**SOURCE DATA**
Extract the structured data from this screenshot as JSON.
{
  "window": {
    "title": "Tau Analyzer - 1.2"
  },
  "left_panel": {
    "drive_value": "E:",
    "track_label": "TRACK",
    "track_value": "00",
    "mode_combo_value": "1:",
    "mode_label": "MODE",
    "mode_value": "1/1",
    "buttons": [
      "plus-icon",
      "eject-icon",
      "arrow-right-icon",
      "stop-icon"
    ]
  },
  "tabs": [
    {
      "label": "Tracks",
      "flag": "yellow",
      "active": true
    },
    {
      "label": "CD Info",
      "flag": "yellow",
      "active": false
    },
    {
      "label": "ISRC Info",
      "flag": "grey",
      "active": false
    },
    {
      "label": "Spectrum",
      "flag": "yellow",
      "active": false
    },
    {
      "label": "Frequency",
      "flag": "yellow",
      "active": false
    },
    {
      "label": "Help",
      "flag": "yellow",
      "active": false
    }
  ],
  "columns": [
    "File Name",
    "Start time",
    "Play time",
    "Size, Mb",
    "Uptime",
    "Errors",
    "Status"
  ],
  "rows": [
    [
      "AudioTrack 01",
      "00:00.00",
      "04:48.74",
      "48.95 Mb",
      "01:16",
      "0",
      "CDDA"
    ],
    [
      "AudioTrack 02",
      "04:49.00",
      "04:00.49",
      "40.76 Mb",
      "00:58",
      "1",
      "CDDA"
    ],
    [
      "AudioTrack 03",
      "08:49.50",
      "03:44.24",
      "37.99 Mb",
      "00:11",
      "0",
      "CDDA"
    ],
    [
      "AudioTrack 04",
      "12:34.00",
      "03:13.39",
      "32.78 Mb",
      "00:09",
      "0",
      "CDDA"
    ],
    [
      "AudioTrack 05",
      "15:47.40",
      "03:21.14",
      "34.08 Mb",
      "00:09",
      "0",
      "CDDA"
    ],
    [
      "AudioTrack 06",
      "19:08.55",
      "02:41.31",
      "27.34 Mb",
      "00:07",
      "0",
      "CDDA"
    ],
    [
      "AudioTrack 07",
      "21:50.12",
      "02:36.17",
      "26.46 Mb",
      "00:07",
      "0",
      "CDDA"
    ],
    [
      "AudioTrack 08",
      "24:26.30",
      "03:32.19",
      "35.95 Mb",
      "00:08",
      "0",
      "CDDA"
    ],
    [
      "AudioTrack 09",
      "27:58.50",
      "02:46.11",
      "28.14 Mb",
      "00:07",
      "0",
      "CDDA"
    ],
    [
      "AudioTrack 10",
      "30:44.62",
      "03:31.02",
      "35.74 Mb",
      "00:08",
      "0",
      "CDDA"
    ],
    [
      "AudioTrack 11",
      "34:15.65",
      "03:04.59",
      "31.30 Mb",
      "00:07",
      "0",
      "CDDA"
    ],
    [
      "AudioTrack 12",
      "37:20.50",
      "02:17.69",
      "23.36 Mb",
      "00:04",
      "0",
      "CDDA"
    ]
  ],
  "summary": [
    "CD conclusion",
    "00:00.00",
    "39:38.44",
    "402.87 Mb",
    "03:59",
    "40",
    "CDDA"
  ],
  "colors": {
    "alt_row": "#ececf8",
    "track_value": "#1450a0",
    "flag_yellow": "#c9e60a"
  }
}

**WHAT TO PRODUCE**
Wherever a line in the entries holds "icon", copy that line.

**OUTPUT OF THE EXERCISE**
      "plus-icon",
      "eject-icon",
      "arrow-right-icon",
      "stop-icon"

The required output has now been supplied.